#### [Instructions for the task]
Where a line in the records below contains the string "Inventory", tally it; give only the final number.

(Data excerpts)
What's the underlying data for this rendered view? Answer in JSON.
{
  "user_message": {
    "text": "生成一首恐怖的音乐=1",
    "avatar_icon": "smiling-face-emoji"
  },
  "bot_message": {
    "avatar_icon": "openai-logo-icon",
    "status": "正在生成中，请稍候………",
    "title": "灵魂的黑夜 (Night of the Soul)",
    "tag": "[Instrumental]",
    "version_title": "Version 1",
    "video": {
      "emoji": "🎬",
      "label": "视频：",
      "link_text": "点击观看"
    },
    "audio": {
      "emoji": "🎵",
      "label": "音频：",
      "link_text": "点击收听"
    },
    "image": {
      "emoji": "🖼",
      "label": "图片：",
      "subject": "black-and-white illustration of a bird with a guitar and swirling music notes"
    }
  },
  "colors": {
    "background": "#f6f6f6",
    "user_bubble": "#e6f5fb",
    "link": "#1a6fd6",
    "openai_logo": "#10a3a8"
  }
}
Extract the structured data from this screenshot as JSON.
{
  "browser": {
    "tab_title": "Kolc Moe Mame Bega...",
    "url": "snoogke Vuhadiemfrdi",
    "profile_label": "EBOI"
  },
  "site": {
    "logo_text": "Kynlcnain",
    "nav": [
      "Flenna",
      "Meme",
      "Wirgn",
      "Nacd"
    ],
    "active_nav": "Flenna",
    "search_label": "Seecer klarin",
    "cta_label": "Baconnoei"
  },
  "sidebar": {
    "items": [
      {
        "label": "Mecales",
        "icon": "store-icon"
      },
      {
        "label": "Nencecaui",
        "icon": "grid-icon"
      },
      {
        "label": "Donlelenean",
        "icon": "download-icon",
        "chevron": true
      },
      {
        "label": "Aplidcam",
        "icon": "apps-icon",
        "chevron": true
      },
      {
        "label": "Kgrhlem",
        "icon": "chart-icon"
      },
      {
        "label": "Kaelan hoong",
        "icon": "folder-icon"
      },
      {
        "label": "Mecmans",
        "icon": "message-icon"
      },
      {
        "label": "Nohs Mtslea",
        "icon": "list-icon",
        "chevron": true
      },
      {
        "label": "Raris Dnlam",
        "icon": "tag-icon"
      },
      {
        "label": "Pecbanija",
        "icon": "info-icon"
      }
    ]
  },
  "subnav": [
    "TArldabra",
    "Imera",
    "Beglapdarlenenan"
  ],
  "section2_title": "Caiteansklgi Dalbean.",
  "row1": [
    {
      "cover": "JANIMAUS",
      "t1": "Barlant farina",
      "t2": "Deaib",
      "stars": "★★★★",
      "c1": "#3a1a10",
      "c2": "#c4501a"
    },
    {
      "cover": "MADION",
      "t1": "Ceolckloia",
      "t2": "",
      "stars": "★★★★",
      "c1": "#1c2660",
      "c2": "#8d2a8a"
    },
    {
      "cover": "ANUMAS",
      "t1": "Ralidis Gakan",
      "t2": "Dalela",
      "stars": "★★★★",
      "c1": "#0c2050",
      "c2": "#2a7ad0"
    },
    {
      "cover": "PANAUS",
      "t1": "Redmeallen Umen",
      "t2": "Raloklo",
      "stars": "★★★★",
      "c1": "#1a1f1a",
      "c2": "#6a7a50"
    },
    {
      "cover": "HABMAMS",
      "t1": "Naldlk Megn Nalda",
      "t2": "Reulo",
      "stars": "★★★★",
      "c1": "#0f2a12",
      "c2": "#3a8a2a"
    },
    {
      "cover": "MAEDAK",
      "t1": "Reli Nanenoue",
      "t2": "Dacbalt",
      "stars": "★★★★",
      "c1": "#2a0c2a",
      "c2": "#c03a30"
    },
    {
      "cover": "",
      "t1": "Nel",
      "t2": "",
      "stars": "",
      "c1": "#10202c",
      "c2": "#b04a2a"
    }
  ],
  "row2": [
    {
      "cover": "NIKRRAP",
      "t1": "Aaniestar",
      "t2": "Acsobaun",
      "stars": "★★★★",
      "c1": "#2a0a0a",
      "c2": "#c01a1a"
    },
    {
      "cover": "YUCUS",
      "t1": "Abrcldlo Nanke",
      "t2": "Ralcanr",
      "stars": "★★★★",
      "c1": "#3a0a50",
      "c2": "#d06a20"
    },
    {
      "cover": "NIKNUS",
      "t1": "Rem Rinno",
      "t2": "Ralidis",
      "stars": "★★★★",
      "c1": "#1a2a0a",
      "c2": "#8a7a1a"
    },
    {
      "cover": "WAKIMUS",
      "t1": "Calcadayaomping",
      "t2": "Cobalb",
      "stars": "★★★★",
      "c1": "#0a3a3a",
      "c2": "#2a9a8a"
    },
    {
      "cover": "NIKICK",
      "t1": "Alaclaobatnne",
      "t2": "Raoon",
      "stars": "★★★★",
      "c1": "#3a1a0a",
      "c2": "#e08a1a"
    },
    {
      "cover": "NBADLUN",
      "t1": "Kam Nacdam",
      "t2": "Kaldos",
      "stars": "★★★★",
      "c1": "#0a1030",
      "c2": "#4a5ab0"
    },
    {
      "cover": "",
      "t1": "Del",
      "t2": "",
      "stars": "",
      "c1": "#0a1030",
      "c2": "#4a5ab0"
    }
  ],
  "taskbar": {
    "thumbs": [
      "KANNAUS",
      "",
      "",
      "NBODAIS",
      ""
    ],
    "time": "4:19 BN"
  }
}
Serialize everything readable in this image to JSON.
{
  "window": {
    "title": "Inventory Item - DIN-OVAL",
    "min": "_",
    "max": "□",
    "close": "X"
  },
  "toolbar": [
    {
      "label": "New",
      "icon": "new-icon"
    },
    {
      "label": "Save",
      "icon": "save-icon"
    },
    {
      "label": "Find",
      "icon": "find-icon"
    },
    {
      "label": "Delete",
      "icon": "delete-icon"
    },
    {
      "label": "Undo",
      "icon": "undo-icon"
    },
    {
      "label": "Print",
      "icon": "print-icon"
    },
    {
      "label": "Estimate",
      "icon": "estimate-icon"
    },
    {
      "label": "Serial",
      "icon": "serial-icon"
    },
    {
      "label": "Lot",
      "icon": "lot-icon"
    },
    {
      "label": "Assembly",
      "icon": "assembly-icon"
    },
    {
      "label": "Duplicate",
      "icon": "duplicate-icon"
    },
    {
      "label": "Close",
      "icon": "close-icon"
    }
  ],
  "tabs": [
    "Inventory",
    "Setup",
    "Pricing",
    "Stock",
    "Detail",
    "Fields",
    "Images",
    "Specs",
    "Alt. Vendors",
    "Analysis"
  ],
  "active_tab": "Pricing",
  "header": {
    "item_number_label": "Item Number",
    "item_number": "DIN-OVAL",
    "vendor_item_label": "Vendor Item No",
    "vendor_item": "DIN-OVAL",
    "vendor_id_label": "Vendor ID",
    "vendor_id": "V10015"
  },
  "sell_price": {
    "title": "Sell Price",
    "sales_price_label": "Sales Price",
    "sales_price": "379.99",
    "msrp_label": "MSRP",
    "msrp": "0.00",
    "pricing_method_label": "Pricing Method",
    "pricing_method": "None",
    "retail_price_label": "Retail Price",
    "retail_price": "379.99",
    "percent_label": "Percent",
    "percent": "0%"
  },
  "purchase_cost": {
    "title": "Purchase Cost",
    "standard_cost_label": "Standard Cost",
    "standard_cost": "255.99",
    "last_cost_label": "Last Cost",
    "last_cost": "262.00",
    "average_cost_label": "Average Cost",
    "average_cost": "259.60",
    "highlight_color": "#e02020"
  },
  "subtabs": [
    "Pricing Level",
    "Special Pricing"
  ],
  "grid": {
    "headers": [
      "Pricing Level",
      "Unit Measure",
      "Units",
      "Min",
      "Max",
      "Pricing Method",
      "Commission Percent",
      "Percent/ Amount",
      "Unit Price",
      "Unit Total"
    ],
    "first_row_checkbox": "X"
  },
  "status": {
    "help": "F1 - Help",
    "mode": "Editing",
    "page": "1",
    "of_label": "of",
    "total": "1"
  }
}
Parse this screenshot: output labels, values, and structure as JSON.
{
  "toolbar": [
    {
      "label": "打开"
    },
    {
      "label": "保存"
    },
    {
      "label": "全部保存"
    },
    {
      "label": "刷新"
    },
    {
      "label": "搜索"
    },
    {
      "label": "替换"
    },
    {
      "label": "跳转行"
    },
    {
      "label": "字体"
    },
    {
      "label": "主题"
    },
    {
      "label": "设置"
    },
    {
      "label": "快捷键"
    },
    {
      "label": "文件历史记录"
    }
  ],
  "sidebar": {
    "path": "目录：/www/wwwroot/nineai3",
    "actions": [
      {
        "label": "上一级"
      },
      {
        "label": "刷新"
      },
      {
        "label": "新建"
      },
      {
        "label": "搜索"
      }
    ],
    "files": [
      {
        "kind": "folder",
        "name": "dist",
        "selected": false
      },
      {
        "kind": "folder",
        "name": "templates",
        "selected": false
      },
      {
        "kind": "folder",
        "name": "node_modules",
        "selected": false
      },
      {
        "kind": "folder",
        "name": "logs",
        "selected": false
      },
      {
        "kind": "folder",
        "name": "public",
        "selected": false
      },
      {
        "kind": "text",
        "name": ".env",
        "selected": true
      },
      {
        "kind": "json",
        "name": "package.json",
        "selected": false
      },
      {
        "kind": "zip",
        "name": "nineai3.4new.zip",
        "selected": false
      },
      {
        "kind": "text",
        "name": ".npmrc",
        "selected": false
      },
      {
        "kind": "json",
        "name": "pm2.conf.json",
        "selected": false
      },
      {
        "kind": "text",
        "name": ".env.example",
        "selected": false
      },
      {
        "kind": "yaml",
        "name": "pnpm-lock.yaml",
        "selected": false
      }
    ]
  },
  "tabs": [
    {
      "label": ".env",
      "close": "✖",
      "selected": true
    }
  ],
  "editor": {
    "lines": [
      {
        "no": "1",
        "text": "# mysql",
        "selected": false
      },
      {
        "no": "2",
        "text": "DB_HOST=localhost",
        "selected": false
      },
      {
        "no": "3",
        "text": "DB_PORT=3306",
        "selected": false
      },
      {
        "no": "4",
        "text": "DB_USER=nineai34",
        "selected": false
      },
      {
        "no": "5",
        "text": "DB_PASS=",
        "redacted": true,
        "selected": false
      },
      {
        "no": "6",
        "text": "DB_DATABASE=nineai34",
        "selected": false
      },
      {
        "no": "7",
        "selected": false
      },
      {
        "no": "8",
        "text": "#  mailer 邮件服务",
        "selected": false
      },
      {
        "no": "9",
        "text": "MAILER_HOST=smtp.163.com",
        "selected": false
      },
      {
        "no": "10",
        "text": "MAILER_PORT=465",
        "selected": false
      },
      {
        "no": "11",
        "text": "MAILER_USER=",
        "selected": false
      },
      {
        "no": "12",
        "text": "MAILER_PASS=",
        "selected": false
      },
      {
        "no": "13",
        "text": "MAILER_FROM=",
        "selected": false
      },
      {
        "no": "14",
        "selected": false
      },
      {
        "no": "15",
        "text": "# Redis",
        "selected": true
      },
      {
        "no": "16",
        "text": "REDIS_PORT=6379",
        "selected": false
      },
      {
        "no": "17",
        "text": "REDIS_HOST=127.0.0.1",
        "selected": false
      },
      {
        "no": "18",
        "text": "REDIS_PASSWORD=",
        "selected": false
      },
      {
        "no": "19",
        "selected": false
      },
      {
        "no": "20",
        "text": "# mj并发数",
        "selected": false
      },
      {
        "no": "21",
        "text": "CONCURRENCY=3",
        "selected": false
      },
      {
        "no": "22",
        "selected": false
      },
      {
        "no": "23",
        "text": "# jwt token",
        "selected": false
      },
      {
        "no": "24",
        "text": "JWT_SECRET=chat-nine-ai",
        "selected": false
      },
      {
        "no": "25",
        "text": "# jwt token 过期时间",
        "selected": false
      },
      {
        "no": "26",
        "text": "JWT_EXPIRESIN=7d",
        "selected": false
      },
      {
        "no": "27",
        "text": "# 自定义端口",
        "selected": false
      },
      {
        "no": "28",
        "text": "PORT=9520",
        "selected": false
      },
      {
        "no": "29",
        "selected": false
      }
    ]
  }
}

#### [Response]
2